» **WORK INSTRUCTION**
Using the data below, return all lines in which "JSON" appears.

» **PROVIDED DATA**
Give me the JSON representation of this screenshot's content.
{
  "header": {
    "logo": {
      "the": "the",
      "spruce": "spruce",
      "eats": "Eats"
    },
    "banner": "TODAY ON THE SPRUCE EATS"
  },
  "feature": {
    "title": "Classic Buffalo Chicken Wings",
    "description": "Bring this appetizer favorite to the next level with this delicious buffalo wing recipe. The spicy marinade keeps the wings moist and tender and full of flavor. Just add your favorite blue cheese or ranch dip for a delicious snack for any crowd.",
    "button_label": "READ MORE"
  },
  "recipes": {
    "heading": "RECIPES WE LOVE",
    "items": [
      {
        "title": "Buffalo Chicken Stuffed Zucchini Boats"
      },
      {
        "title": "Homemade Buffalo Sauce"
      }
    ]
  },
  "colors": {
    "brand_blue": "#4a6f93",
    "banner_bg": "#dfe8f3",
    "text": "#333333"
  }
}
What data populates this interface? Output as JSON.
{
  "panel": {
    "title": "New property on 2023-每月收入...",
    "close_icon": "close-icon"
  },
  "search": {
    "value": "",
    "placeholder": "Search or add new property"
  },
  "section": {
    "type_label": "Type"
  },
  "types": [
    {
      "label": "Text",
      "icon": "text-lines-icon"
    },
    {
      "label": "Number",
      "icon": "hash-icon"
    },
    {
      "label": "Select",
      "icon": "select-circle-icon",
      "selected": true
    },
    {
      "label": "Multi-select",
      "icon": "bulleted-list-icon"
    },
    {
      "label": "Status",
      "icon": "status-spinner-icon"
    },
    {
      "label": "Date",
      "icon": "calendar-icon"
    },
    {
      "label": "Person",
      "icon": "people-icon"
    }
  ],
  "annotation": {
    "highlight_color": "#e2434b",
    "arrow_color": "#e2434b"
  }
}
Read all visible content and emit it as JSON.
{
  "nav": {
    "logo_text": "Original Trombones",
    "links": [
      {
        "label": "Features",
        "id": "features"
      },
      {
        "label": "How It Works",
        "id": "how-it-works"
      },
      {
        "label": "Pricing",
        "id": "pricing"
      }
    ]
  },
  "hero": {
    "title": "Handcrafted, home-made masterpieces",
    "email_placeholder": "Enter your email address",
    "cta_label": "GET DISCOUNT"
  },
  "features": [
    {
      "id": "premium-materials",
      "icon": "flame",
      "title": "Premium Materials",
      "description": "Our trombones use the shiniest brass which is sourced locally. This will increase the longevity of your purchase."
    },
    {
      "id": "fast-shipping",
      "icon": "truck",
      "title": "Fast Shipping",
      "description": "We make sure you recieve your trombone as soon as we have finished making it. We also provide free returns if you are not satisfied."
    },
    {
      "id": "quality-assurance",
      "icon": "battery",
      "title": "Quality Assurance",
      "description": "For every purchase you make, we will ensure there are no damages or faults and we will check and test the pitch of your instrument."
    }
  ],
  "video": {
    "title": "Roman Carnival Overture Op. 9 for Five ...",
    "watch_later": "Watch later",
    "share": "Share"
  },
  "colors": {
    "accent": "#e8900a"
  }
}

» **RESULT**
Give me the JSON representation of this screenshot's content.
What data populates this interface? Output as JSON.
Read all visible content and emit it as JSON.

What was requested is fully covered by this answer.